# Task to complete
Pull every line that holds the word "sell" from the entries.

# Web page and app entries
= = = = =

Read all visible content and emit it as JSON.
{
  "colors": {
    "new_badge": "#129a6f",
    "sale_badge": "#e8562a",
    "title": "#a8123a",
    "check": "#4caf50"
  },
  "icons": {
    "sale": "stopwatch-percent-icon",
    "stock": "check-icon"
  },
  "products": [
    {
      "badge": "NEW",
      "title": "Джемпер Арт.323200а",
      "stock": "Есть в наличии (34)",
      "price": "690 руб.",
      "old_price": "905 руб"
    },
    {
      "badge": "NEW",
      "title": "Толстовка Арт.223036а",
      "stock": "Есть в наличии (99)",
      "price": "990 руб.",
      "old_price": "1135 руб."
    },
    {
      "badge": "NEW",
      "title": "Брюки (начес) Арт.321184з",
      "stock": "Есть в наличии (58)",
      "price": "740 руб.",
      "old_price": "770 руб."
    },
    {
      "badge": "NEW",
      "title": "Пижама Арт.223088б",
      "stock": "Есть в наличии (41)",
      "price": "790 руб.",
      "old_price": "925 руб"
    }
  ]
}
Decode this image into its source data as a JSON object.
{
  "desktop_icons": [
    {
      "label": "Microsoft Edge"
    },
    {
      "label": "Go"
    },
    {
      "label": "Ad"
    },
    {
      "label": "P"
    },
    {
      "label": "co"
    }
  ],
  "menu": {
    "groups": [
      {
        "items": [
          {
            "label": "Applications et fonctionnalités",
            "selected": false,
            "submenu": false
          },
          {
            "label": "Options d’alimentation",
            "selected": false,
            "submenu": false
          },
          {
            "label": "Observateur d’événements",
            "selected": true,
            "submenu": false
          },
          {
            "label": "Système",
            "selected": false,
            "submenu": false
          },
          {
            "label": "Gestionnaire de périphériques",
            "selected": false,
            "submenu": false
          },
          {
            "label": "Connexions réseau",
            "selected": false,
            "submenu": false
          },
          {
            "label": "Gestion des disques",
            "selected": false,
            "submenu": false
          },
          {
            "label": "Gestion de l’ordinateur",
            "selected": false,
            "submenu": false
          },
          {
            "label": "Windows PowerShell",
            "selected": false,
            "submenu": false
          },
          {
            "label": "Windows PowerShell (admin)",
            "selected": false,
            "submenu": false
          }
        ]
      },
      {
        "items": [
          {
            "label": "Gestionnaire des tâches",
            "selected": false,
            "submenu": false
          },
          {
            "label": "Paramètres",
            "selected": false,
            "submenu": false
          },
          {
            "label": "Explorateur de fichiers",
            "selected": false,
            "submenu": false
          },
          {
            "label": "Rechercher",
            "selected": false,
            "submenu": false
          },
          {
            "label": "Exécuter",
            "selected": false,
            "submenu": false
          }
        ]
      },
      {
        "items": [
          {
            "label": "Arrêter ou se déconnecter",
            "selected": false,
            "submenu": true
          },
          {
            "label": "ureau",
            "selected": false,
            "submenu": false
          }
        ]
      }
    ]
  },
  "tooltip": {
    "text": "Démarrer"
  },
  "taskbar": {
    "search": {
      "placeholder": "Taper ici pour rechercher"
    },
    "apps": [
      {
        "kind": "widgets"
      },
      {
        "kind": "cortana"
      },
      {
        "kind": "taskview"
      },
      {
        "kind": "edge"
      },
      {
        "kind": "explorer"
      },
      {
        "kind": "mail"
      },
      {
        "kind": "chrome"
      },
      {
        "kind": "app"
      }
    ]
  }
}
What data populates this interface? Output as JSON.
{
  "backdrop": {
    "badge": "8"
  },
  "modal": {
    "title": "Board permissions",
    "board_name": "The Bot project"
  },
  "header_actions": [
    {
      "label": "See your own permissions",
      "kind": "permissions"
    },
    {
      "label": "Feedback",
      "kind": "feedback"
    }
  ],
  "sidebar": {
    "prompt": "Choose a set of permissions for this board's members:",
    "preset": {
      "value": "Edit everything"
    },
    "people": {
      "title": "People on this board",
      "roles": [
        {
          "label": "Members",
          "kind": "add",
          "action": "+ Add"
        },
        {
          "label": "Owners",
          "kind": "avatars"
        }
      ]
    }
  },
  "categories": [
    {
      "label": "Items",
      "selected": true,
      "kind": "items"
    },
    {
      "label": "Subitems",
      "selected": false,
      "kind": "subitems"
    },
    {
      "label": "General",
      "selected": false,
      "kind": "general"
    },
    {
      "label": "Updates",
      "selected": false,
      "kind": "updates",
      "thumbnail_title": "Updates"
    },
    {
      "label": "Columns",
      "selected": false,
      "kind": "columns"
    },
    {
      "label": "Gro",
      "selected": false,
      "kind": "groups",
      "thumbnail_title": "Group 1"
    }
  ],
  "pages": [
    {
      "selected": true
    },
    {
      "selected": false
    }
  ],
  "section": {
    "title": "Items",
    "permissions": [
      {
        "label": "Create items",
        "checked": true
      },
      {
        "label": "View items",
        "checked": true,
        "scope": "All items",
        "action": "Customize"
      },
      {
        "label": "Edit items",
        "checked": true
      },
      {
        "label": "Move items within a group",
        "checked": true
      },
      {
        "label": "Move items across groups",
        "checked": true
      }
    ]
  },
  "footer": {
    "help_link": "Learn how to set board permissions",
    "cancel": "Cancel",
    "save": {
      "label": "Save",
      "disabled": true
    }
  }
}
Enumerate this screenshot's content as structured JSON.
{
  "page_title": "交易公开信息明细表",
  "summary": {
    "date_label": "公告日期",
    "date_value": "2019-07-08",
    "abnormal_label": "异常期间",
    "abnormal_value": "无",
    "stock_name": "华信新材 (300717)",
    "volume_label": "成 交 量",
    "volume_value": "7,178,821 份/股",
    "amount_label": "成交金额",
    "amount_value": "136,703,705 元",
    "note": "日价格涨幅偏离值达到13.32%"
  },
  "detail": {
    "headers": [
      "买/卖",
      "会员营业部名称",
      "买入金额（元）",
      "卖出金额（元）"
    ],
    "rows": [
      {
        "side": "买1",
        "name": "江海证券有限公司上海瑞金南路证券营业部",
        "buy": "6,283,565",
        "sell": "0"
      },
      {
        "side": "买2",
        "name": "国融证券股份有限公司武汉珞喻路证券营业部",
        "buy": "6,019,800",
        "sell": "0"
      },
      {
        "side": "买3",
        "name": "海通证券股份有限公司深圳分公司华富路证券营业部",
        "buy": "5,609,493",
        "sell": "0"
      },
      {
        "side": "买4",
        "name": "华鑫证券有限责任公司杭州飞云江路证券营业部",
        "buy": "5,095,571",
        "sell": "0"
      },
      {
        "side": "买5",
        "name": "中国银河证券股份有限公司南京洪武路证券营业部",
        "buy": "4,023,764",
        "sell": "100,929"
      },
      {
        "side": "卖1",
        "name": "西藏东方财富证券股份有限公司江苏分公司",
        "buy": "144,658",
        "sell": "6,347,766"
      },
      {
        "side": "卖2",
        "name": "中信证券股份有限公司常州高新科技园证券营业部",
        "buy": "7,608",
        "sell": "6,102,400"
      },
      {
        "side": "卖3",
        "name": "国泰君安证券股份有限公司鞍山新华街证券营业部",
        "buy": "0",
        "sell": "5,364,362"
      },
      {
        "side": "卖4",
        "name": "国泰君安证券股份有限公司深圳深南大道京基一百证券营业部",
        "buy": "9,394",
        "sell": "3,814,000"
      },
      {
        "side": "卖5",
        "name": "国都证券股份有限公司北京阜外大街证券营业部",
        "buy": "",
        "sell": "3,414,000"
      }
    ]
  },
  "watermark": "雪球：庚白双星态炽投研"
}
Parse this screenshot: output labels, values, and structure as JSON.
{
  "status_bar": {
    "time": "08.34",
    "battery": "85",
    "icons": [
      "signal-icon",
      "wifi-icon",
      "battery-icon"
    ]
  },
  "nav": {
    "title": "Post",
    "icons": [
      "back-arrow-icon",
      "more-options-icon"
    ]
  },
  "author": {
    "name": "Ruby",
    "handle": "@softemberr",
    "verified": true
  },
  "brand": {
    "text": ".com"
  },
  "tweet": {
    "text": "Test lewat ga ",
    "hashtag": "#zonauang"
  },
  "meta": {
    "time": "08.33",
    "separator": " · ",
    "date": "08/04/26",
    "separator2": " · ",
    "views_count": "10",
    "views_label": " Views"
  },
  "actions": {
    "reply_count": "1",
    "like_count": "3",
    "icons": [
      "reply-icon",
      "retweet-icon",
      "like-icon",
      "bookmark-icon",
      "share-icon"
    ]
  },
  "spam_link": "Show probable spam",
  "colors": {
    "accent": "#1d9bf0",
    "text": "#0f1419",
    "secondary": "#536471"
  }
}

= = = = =

# Response
        "sell": "0"
        "sell": "0"
        "sell": "0"
        "sell": "0"
        "sell": "100,929"
        "sell": "6,347,766"
        "sell": "6,102,400"
        "sell": "5,364,362"
        "sell": "3,814,000"
        "sell": "3,414,000"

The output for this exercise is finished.